## WHAT YOU NEED TO DO:
When the string "device" is part of a line below, that line should be copied.
Segment Start: DATASET
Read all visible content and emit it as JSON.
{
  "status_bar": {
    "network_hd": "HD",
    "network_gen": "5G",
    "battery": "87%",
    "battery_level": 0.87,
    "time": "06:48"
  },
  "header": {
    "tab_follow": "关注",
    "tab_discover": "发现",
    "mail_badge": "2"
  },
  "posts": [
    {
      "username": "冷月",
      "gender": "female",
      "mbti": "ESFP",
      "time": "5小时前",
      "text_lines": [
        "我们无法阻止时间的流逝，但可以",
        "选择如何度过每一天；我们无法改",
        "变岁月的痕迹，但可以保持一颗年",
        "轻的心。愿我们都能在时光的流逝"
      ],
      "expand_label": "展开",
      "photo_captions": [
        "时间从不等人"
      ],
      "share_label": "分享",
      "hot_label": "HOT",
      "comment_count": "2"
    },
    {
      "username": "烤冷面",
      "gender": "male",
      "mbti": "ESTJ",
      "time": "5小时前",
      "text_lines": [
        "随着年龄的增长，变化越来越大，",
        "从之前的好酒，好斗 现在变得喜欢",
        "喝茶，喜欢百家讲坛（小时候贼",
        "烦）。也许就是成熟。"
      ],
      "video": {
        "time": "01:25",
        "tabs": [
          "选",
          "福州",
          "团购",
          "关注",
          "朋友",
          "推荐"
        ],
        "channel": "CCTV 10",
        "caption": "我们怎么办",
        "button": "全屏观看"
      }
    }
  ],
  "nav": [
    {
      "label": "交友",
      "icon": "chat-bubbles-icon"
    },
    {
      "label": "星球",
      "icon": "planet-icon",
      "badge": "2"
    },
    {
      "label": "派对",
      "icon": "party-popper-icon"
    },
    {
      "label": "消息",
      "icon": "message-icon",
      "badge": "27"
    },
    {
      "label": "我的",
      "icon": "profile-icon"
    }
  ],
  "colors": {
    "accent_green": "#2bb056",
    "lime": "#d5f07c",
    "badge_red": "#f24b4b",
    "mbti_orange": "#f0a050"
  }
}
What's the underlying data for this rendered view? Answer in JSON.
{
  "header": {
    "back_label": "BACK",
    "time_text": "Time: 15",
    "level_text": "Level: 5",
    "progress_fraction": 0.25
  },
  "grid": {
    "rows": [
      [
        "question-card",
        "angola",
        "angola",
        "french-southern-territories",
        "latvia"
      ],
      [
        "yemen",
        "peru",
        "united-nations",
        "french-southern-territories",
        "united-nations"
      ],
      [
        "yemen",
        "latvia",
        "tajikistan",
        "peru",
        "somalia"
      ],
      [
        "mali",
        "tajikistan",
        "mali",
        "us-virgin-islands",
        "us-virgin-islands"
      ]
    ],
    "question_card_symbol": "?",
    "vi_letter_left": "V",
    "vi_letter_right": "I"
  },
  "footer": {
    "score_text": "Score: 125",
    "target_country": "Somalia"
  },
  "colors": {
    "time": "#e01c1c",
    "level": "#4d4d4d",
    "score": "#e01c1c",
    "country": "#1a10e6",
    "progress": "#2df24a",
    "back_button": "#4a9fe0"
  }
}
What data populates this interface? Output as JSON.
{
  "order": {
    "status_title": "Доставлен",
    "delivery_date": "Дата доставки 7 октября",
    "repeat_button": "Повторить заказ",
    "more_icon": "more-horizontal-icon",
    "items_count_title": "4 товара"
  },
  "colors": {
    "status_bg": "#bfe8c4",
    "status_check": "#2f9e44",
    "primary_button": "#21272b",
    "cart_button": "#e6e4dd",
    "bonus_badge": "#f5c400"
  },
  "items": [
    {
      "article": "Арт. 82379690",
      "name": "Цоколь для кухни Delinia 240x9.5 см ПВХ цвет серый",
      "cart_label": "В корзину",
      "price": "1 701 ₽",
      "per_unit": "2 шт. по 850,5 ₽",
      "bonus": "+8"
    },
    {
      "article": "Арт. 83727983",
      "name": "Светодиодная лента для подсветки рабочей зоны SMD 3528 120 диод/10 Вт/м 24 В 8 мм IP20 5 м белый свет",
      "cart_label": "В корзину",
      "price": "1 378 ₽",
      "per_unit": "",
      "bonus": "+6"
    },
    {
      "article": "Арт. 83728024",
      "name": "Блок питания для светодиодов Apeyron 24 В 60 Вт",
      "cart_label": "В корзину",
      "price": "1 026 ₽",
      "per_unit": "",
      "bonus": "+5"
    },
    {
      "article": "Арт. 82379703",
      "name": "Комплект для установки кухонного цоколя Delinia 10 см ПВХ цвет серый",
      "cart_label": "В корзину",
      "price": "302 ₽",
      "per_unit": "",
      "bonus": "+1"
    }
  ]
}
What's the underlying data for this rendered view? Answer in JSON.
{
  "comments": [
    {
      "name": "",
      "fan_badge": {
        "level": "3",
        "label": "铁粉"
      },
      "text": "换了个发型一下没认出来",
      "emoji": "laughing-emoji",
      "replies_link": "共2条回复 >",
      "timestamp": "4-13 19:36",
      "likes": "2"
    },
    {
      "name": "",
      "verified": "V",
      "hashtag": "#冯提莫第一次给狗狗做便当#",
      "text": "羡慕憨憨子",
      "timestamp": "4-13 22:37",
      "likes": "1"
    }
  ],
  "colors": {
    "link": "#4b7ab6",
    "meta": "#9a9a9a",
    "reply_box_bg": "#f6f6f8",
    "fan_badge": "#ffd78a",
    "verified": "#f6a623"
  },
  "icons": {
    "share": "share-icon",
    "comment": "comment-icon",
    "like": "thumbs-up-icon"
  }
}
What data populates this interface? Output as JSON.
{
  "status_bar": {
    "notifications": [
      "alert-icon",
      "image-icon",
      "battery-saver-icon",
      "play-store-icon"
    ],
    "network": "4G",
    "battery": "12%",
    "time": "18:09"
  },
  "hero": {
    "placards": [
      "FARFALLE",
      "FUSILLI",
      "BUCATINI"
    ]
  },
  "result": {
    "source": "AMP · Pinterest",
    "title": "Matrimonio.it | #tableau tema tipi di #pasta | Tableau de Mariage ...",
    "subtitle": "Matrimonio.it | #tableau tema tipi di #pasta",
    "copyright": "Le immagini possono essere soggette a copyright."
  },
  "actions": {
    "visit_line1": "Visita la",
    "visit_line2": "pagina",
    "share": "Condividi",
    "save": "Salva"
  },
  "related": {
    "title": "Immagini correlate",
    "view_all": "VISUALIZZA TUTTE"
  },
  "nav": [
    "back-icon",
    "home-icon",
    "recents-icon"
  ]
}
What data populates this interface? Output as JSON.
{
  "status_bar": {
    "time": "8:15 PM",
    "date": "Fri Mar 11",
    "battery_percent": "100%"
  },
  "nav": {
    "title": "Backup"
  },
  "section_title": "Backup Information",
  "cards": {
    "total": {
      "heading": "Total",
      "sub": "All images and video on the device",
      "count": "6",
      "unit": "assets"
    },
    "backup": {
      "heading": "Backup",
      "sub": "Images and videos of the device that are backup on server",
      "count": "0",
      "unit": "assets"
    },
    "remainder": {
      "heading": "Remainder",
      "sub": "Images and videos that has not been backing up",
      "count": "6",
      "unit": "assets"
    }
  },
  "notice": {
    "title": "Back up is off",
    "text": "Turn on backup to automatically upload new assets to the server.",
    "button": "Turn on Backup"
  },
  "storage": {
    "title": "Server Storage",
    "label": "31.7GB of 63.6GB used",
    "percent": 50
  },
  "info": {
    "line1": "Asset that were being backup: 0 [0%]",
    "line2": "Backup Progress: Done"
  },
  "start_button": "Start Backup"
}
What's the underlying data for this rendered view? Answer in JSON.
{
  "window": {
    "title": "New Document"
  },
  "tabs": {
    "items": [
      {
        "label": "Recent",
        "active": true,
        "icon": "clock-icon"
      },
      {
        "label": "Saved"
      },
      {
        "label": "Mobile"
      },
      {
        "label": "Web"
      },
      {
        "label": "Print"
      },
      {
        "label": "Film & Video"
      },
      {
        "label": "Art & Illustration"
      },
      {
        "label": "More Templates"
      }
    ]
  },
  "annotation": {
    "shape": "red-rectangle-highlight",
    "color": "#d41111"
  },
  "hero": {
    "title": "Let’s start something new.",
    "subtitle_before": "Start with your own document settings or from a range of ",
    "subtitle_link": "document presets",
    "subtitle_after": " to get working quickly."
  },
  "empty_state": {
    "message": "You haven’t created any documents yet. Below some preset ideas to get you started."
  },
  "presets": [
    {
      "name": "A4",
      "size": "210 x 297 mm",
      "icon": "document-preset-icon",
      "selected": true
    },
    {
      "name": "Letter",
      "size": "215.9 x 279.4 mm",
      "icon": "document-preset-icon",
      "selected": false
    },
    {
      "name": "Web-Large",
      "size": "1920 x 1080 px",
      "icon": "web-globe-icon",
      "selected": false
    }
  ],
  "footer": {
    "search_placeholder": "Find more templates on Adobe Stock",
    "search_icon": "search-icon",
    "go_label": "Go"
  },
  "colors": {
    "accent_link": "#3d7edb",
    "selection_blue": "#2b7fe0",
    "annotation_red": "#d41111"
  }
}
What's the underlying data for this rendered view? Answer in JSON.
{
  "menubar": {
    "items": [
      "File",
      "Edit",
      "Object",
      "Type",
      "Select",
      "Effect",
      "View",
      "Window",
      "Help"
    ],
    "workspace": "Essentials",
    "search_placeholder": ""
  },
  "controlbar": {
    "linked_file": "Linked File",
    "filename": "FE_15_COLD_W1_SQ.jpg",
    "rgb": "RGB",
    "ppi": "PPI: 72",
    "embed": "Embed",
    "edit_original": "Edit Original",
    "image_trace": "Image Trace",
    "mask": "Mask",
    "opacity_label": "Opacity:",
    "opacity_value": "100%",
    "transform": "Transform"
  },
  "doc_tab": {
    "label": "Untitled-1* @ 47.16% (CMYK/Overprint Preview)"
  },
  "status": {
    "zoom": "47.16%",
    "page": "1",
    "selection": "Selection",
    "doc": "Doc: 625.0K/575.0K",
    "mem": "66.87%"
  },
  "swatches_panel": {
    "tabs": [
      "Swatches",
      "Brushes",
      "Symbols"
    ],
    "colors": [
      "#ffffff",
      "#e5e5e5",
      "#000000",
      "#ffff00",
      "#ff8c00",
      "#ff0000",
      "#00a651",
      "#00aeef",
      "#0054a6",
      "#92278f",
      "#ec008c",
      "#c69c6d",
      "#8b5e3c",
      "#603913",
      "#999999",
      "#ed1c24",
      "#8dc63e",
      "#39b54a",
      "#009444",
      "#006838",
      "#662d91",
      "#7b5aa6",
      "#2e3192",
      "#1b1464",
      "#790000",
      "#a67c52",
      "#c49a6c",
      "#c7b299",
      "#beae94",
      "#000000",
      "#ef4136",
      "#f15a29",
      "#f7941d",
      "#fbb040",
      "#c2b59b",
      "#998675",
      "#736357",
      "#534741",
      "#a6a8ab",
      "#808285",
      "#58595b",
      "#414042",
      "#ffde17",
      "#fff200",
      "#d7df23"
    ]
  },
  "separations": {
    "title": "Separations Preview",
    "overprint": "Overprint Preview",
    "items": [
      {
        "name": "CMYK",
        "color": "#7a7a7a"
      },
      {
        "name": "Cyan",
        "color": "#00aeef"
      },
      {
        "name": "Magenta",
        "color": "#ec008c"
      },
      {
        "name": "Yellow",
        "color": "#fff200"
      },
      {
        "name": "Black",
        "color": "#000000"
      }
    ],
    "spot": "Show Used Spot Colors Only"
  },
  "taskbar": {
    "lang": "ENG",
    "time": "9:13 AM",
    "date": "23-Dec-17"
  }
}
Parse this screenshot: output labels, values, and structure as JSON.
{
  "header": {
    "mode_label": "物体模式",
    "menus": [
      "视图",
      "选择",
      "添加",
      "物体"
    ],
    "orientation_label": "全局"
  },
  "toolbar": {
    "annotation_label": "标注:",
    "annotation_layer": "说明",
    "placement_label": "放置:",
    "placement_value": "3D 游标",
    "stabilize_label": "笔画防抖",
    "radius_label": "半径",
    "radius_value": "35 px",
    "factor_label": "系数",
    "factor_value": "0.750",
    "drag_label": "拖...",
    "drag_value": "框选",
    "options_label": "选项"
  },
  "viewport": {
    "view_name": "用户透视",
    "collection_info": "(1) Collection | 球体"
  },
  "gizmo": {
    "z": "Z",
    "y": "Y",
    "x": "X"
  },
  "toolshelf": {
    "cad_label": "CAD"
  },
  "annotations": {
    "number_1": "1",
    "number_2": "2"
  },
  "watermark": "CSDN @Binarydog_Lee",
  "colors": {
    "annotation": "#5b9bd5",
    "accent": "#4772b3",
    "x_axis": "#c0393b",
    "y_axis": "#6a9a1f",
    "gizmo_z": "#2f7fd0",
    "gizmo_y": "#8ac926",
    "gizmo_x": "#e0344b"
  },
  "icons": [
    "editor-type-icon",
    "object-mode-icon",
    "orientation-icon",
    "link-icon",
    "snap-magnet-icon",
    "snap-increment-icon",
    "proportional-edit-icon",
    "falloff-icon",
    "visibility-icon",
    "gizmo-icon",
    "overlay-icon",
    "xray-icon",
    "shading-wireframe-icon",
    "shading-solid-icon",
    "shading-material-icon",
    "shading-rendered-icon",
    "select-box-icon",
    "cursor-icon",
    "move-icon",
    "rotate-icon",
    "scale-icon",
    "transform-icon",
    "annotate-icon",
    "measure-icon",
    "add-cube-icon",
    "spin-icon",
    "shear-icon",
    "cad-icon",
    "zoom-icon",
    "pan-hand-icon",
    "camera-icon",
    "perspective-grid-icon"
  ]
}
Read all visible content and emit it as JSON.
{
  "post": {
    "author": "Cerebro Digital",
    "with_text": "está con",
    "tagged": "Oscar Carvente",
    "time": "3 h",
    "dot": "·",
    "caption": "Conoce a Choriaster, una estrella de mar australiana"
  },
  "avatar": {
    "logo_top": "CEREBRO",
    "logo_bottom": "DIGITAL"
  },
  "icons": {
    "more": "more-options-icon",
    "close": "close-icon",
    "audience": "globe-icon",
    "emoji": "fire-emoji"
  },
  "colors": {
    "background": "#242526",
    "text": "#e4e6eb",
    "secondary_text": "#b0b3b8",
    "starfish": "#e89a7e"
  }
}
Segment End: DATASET
## EXERCISE OUTPUT:
      "sub": "All images and video on the device",
      "sub": "Images and videos of the device that are backup on server",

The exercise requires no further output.